DAC1->DHR12R1 = Y_i >> 12;
}


Each iteration through the loop is now (naively estimating) something like 6 assignments and 5 multiply-accumulates (which I believe is a single instruction, MLA). As an estimate, let's say 20 instructions per iteration - even at the 4 MHz clock rate you've quoted, that's about 5 ms for 1000 samples. Hope that's helpful!

I've put some code up on Godbolt, you can play with the compiler options there. It produces roughly what I expected, around 35 instructions per iteration. It shuffles things around registers a bit more than necessary, so it would be a good exercise for you to understand that and perhaps tighten it up by writing the assembly. Try changing the compiler options; for example, swapping -march=armv7-m for -mcpu=cortex-m4.

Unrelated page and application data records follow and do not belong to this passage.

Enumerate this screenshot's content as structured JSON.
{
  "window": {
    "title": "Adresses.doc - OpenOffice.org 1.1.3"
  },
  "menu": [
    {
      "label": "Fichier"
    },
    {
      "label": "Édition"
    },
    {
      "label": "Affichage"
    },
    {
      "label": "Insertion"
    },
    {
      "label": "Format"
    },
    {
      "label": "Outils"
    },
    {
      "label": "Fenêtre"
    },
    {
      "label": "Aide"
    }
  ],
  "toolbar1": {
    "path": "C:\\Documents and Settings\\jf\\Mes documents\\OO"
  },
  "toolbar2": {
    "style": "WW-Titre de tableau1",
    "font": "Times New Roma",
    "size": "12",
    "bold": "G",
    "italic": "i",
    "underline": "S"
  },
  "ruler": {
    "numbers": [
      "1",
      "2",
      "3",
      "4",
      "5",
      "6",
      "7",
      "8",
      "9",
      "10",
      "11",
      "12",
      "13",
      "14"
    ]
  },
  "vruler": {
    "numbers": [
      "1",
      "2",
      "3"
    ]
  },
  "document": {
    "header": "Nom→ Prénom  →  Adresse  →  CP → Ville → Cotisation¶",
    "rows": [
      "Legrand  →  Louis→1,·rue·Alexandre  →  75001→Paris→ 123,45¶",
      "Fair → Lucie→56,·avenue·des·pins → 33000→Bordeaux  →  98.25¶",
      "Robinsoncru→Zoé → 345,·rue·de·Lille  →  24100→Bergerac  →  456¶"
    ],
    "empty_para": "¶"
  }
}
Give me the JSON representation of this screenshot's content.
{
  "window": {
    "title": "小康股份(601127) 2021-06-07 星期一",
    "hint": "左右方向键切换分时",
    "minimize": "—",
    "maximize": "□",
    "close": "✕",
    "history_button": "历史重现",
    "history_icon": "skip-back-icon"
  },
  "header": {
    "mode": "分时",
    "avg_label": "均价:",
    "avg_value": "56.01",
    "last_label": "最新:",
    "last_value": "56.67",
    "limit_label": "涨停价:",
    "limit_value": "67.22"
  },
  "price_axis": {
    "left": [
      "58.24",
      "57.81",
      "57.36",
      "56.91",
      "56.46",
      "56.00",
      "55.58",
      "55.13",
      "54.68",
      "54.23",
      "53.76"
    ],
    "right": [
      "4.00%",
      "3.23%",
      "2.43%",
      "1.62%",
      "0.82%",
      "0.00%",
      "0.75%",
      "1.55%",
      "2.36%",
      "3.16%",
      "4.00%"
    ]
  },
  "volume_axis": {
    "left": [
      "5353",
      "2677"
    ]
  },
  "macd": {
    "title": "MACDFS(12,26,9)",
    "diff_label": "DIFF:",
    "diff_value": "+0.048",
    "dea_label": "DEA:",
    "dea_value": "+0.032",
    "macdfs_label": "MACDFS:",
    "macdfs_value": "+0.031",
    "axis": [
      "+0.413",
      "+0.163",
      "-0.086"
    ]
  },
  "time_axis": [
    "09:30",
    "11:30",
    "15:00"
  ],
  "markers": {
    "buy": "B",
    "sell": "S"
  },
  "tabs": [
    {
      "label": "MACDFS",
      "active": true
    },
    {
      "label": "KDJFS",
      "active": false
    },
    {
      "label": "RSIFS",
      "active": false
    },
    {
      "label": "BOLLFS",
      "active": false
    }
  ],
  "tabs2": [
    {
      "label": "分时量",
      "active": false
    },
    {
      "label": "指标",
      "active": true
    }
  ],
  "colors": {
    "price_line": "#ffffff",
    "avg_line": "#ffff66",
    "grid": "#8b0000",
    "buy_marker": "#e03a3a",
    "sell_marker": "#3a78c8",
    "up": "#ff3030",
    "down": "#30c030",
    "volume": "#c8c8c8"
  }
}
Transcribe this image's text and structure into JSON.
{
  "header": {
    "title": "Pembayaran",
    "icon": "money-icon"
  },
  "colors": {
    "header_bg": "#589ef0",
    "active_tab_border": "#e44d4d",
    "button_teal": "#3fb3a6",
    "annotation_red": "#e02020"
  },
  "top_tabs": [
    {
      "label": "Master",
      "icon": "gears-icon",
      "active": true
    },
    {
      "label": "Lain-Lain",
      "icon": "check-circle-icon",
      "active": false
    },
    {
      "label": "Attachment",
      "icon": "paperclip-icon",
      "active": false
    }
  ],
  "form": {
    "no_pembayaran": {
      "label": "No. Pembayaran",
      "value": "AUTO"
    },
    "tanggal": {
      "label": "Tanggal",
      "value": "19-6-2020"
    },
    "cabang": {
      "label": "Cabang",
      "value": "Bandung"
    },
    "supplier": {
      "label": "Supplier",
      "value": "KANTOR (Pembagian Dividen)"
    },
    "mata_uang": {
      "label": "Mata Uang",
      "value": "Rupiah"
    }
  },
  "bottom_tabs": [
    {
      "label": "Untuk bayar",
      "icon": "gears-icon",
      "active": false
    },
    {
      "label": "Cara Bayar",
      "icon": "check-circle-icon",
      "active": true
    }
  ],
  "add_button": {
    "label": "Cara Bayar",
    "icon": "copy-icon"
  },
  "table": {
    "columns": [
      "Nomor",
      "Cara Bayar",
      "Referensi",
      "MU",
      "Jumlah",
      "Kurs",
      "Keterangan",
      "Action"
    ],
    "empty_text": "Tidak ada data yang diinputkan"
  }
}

You said the time is around 25 ms to do all the samples - the accesses to memory and the DAC will slow things down so the rough estimate of time is of the right order of magnitude. I would anticipate that the write to the DAC register takes a relatively long time. Speeding up your clock will certainly make it run faster, and really with something as capable as an M4, you should be running much faster than 4 MHz.

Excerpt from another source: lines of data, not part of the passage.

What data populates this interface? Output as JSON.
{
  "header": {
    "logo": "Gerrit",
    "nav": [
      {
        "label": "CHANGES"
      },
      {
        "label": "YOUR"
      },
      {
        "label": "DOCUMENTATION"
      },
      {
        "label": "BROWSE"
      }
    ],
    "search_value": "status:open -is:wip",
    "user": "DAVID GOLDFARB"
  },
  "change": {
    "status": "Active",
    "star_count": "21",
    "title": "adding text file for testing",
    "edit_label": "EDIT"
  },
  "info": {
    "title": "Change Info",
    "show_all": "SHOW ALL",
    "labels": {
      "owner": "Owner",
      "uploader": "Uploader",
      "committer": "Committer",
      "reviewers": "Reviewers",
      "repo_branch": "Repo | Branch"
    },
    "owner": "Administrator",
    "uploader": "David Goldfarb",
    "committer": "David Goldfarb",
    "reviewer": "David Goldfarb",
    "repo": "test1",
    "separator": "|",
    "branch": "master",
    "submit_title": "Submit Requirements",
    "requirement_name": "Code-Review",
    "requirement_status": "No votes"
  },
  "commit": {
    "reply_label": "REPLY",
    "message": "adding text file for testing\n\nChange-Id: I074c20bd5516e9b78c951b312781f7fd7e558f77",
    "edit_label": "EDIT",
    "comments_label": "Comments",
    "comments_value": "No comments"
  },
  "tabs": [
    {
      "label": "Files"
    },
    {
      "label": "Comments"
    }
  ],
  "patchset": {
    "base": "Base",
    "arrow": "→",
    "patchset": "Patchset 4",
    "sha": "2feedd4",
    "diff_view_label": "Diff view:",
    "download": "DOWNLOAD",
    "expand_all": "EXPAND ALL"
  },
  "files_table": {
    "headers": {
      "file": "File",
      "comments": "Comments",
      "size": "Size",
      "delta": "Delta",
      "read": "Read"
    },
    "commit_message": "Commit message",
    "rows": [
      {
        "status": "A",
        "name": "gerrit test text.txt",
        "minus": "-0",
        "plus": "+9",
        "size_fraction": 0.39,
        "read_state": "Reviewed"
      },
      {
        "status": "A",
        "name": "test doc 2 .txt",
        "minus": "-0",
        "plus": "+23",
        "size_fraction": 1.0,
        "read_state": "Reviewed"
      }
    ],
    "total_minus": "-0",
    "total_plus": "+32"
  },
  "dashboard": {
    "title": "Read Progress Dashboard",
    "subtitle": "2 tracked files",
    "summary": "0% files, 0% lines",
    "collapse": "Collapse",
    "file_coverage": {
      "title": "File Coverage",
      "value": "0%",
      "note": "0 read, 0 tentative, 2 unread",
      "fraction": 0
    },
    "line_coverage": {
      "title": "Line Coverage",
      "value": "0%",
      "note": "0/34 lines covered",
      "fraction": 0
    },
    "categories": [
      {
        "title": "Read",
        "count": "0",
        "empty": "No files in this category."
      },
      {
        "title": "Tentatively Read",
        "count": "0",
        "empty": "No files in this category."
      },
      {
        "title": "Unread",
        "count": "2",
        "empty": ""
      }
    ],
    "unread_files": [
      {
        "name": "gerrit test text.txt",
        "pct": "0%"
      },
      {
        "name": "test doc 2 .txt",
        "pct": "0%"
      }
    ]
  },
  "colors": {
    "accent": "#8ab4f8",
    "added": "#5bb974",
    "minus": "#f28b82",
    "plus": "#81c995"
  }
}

• Hey, its gonna take a couple of reads to digest this! But thank you so much for the response. Just a few questions. The uint32_t I understand I read somewhere that 32 bit arithmetic is faster in 32 bit processors cause its supported.I am confused as how 1024 samples works faster than 1000 samples? Just how the compiler will see it? a base of 2? Processor can be maxed out to 80MHz but having troubles switching clock speed not a direct process. Not using the HAL.
– Leoc
Apr 30, 2020 at 17:47
• I'll probably put the DAC into another buffer and have a DMA write it to the DAC at the same samples. The biggest concept I dont get is fixed point. I get the whole you can choose your decimal place by multiplying or shifting it for example using an INT if you want a 16.16 then * 2^24. What I am confused about is when you revert it back to the value by shifting it 2^x. How does the code know its a decimal number? isnt it in a INT data type thus let say 0.4132 * 3 = 1.2396 then 1 is going to be in the variable?
– Leoc
Apr 30, 2020 at 17:52
• @Pllsz In fixed point, the code doesn't know the position of the radix. YOU know. So you shift things to line it up prior to additions and subtractions and you know where it is in the result. For multiplications and divisions, you know where the radix is for both operands so you know where it is in the result. You manually keep track of it and adjust for it. Every. Single. Damn. Time. Apr 30, 2020 at 18:34
• What I noticed, I just tried uploading the code with Keil IDE instead of STM32Cube and the code got reduced to 17mS from 25mS. I am not sure if Keil IDE already implements the optimized flags such as "-mcpu=cortex-m4" or STM32Cube has very big overhead?
– Leoc
May 1, 2020 at 20:42
• And maybe perhaps the STM32CUBEIDE generates the makefile with the -mcpu=cortex-m4 flag in it already. I say this because when I take a peak in the make file theres a line that says "$(USER_OBJS)$(LIBS) -mcpu=cortex-m4 -T"
– Leoc
May 1, 2020 at 20:45